Monday, 18 January 2010
Once again I struggled this week due to snow and ice covering the ground. But I did manage to find a few patches of chickweed growing along the top of a wall.
(This is an old photo by the way!)
Chickweed is one of the better known and well-liked wild greens, but I personally find it a bit strong. It reminds me of rocket, which is just not my thing. Actually I think it tastes a bit soapy!
I've been nibbling at it in salads this week anyway though, purely for blogging purposes. If you decide to try it too let me know what you think...
Sunday, 10 January 2010
I was really struggling to find anything edible this week as we've had a thick covering of snow which has left all the little green leaves completely hidden. I was ready to give up and forage something from my freezer, but a short walk this morning revealed a new pleasure. I've never tried it before, but I'm currently drinking a nice hot cup of pine needle tea! It's quite a revelation actually; I don't usually enjoy anything but "normalitea".

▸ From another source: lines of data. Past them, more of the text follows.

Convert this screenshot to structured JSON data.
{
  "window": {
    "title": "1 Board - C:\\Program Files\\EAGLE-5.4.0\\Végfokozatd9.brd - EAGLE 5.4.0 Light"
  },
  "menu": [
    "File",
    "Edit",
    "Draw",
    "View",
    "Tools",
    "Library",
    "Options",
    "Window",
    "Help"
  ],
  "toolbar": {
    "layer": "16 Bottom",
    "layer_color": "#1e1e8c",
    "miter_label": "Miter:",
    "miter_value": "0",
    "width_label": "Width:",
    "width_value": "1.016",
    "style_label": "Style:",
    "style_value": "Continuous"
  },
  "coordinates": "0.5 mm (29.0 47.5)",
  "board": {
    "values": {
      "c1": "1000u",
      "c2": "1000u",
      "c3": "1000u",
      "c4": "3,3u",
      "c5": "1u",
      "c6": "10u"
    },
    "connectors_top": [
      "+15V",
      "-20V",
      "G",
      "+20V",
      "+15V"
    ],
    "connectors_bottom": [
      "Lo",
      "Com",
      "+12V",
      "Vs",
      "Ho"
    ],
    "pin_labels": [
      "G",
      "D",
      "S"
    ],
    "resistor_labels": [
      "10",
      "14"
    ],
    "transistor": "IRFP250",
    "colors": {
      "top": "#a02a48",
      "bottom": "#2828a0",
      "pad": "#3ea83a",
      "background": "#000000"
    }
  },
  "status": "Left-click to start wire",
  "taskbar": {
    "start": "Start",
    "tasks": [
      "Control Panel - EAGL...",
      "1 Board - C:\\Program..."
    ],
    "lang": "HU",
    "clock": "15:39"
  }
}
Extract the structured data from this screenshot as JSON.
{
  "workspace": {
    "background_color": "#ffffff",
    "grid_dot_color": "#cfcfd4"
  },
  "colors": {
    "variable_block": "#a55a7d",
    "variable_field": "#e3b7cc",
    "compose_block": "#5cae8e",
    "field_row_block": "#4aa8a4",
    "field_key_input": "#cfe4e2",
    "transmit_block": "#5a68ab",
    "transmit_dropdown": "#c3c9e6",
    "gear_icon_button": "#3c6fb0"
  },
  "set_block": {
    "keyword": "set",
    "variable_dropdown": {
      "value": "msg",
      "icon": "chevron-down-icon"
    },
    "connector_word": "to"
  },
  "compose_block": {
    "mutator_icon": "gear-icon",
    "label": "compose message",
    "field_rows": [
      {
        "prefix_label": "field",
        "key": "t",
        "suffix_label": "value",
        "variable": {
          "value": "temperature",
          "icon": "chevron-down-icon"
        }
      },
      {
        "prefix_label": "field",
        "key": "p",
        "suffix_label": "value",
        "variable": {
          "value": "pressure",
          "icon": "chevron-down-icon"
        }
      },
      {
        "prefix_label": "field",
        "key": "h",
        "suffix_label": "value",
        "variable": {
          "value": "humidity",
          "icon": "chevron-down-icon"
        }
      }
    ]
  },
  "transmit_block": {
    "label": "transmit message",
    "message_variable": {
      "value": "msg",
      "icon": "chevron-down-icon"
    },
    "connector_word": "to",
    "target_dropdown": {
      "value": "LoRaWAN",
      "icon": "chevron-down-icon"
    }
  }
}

When I got home I thought I'd better double-check my reference books. I think I used Scots Pine or something very similar. It had those proper pine cones on it (the ones you hang outside to measure the humidity in the air). Apparently the only poisonous species of conifer is Yew (that's the one with red berries and flat, short needles), which I know well, so I wasn't too scared to give it a go.
The method I used was to chop and bruise the needles, and then steep them in just-boiled water for about 10 minutes. The resulting brew looks slightly oily (the sap is quite sticky), and smells quite aromatic. The taste is naturally quite sweet, you don't need to add sugar or honey (in my opinion). I didn't make it very strong, and it's perhaps not the best time of year (new spring growth required?), but it's very nice anyway and I would definitely recommend it. Pine needles contain high levels of vitamin C - ideal for fighting those winter colds and flu!
Wednesday, 6 January 2010
I *was* planning to experiment with goosegrass/cleavers during week 2 of my 52 week wild food study... but 24cm of snow (and counting) might put paid to that idea! We shall have to wait and see.
Meanwhile, here's a link to the fab birthday card my brother made for me. It's a drawing of me on the allotment with my cat! :)
Friday, 1 January 2010
I'm going to try to write about (and illustrate) a different wild food plant/fungi/seaweed/thing each week for a year.
Week 1 - Navelwort (Umbilicus rupestris)
Also known as Pennywort. According to Roger Phillips it's commonly found growing on old walls in the Westcountry - which is exactly where I discovered it! I recognised it straight away (because I'm a geek and I have lots of wild food books).
The penny-sized leaves are succulent and juicy and make a good addition to salads. The flavour is of.. erm.. green. Quite pleasant, not exciting in a culinary sense but I was very happy to try something new :)